Disney's Mobile Magic application debuted this week, offering park guests continuously updated information on wait times, precise GPS directions and park maps, FASTPASS information, character greeting times and locations, and much more.
All of which begs the question: How much is too much technology when you're on vacation? What will come next? Perhaps future apps will feature accurate information on monorail service wait times, shortest quick service restaurant and restroom lines, least crowded lands in the Magic Kingdom, open parade viewing spots, and fastest ticket and gift shop queues.

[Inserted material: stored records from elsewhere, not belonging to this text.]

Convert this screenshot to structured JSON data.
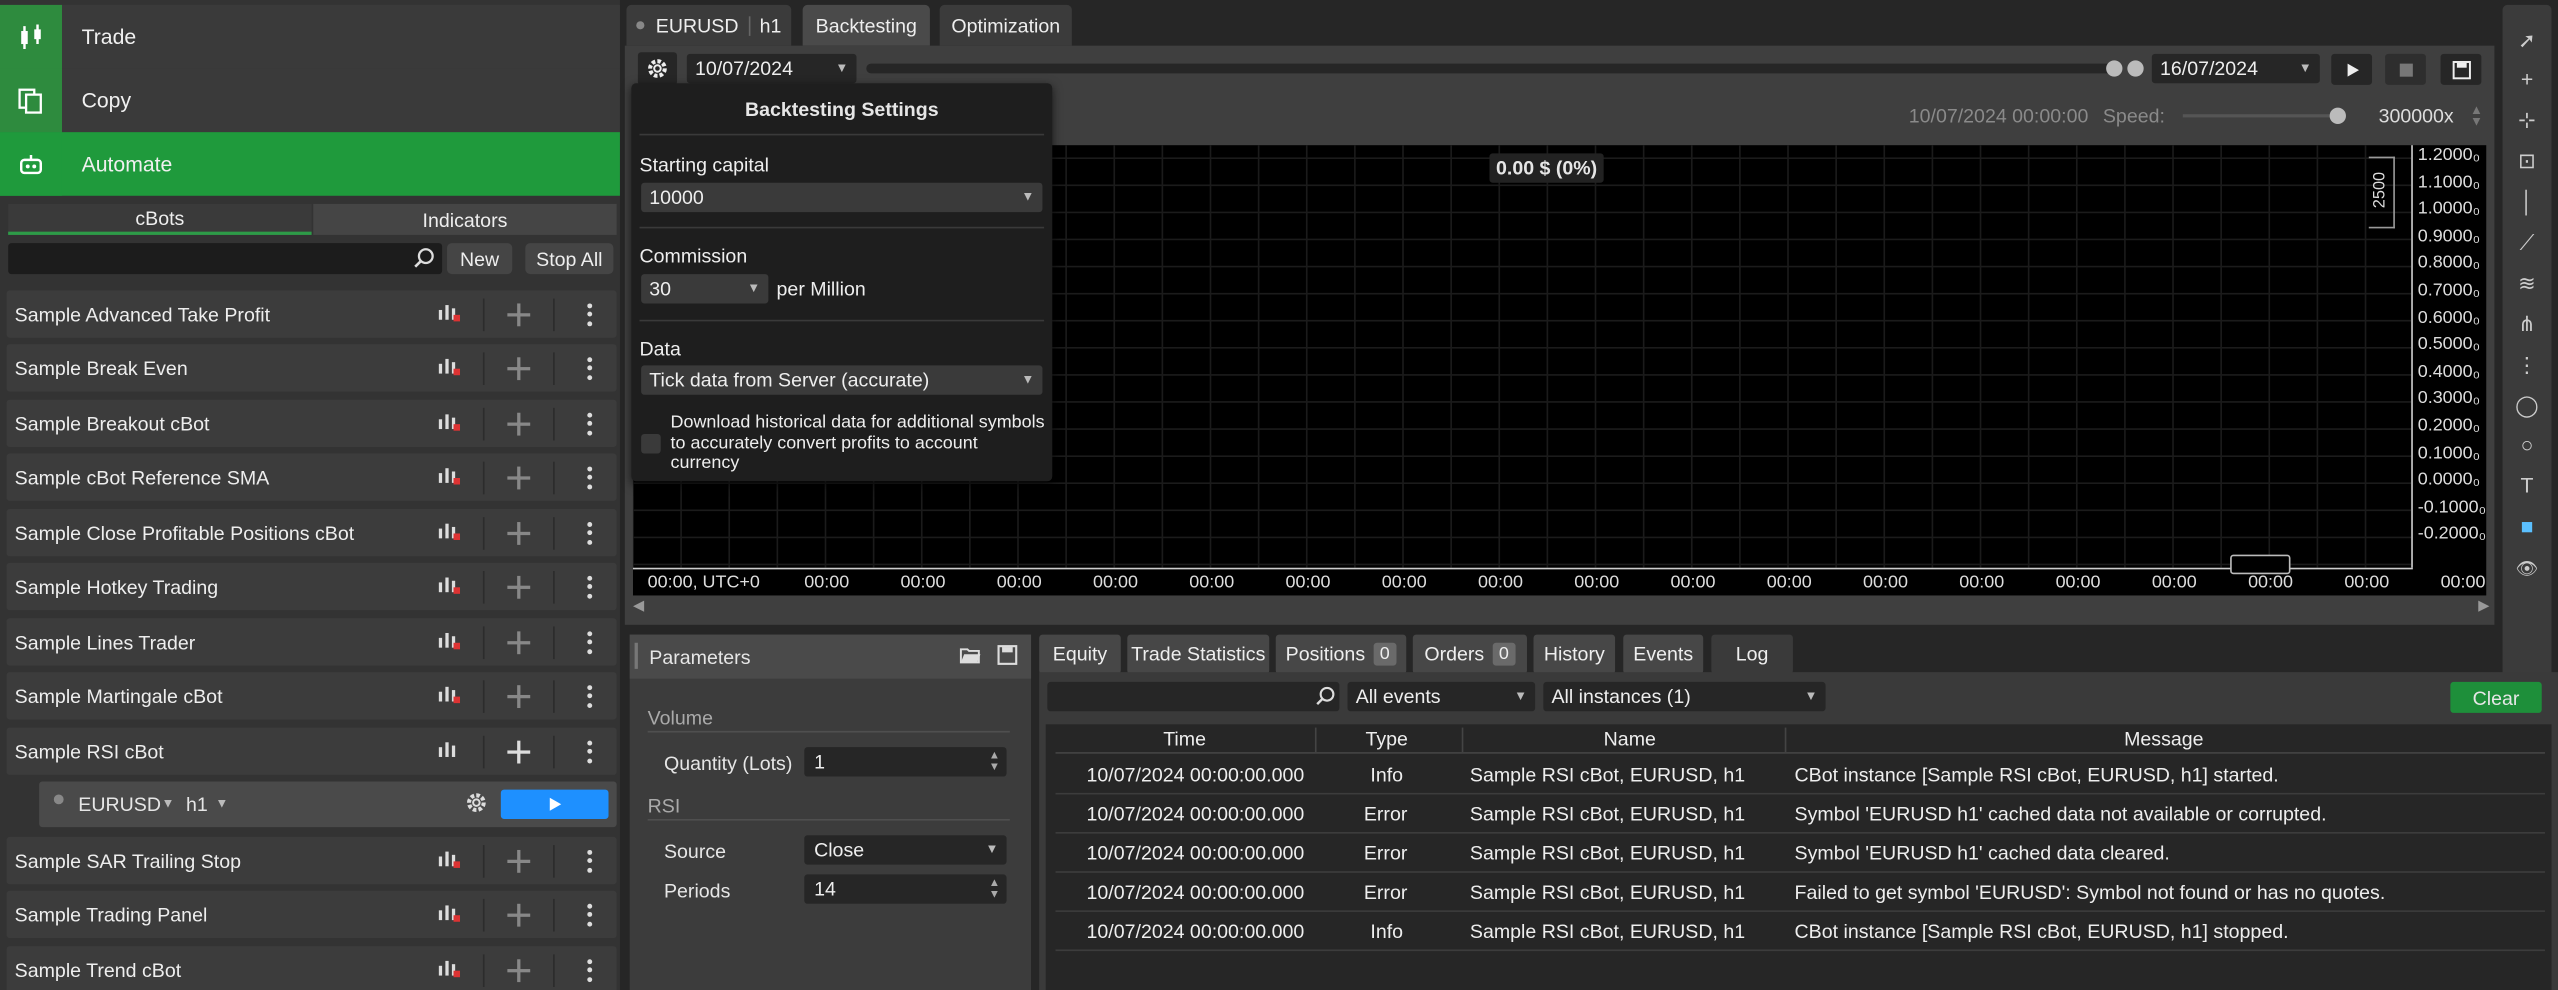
{
  "nav": [
    {
      "label": "Trade",
      "icon": "candlestick-icon"
    },
    {
      "label": "Copy",
      "icon": "copy-icon"
    },
    {
      "label": "Automate",
      "icon": "robot-icon"
    }
  ],
  "subtabs": {
    "cbots": "cBots",
    "indicators": "Indicators"
  },
  "toolbar": {
    "new_label": "New",
    "stop_all_label": "Stop All"
  },
  "bots": [
    "Sample Advanced Take Profit",
    "Sample Break Even",
    "Sample Breakout cBot",
    "Sample cBot Reference SMA",
    "Sample Close Profitable Positions cBot",
    "Sample Hotkey Trading",
    "Sample Lines Trader",
    "Sample Martingale cBot",
    "Sample RSI cBot",
    "Sample SAR Trailing Stop",
    "Sample Trading Panel",
    "Sample Trend cBot"
  ],
  "instance": {
    "symbol": "EURUSD",
    "timeframe": "h1"
  },
  "top_tabs": {
    "symbol": "EURUSD",
    "timeframe": "h1",
    "backtesting": "Backtesting",
    "optimization": "Optimization"
  },
  "range": {
    "start_date": "10/07/2024",
    "end_date": "16/07/2024"
  },
  "playback": {
    "current_time": "10/07/2024 00:00:00",
    "speed_label": "Speed:",
    "speed_value": "300000x",
    "speed_fraction": 0.95
  },
  "settings_popup": {
    "title": "Backtesting Settings",
    "starting_capital_label": "Starting capital",
    "starting_capital": "10000",
    "commission_label": "Commission",
    "commission": "30",
    "commission_unit": "per Million",
    "data_label": "Data",
    "data_source": "Tick data from Server (accurate)",
    "download_checkbox_label": "Download historical data for additional symbols to accurately convert profits to account currency",
    "download_checked": false
  },
  "chart": {
    "balance_label": "0.00 $ (0%)",
    "volume_scale": "2500",
    "y_ticks": [
      "1.2000₀",
      "1.1000₀",
      "1.0000₀",
      "0.9000₀",
      "0.8000₀",
      "0.7000₀",
      "0.6000₀",
      "0.5000₀",
      "0.4000₀",
      "0.3000₀",
      "0.2000₀",
      "0.1000₀",
      "0.0000₀",
      "-0.1000₀",
      "-0.2000₀"
    ],
    "x_ticks": [
      "00:00, UTC+0",
      "00:00",
      "00:00",
      "00:00",
      "00:00",
      "00:00",
      "00:00",
      "00:00",
      "00:00",
      "00:00",
      "00:00",
      "00:00",
      "00:00",
      "00:00",
      "00:00",
      "00:00",
      "00:00",
      "00:00",
      "00:00"
    ]
  },
  "parameters": {
    "title": "Parameters",
    "volume_group": "Volume",
    "quantity_label": "Quantity (Lots)",
    "quantity": "1",
    "rsi_group": "RSI",
    "source_label": "Source",
    "source": "Close",
    "periods_label": "Periods",
    "periods": "14"
  },
  "log_tabs": {
    "equity": "Equity",
    "trade_statistics": "Trade Statistics",
    "positions": "Positions",
    "positions_count": "0",
    "orders": "Orders",
    "orders_count": "0",
    "history": "History",
    "events": "Events",
    "log": "Log"
  },
  "log_filters": {
    "events": "All events",
    "instances": "All instances (1)",
    "clear_label": "Clear"
  },
  "log_columns": {
    "time": "Time",
    "type": "Type",
    "name": "Name",
    "message": "Message"
  },
  "log_rows": [
    {
      "time": "10/07/2024 00:00:00.000",
      "type": "Info",
      "name": "Sample RSI cBot, EURUSD, h1",
      "message": "CBot instance [Sample RSI cBot, EURUSD, h1] started."
    },
    {
      "time": "10/07/2024 00:00:00.000",
      "type": "Error",
      "name": "Sample RSI cBot, EURUSD, h1",
      "message": "Symbol 'EURUSD h1' cached data not available or corrupted."
    },
    {
      "time": "10/07/2024 00:00:00.000",
      "type": "Error",
      "name": "Sample RSI cBot, EURUSD, h1",
      "message": "Symbol 'EURUSD h1' cached data cleared."
    },
    {
      "time": "10/07/2024 00:00:00.000",
      "type": "Error",
      "name": "Sample RSI cBot, EURUSD, h1",
      "message": "Failed to get symbol 'EURUSD': Symbol not found or has no quotes."
    },
    {
      "time": "10/07/2024 00:00:00.000",
      "type": "Info",
      "name": "Sample RSI cBot, EURUSD, h1",
      "message": "CBot instance [Sample RSI cBot, EURUSD, h1] stopped."
    }
  ],
  "colors": {
    "accent_green": "#1f9a3c",
    "play_blue": "#1e90ff",
    "clear_green": "#1e8f3a"
  }
}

Curiously, while new mobile apps are a dime a dozen, public wireless access is severely lacking at the Disney parks and resort hotels. Even Disney's newest resort hotel, Bay Lake Tower at Disney's Contemporary Resort, requires guests to connect to the Internet through an ethernet cable, although nearby Holiday Inns and even McDonald's offer Wi-Fi access. Moreover, Disney blocks access to its internal wireless infrastructure at most of its resort hotels and theme parks. Why Disney would install an outdated Internet connection service at its most contemporary resort hotel boggles the mind, especially since some Disney hotels (including Disney's Beach Club Resort) offer complimentary Wi-Fi service inside lobbies, restaurants, and poolside.
The pace of technological change has already made Disney's Internet infrastructure obsolete. While it is commendable to release new mobile apps for cell phones, it would be a great boon to improve Wi-Fi access throughout the Walt Disney World resort.
Peggy Macdonald is a WDW Twourist who writes about Walt Disney World daily for Examiner.com.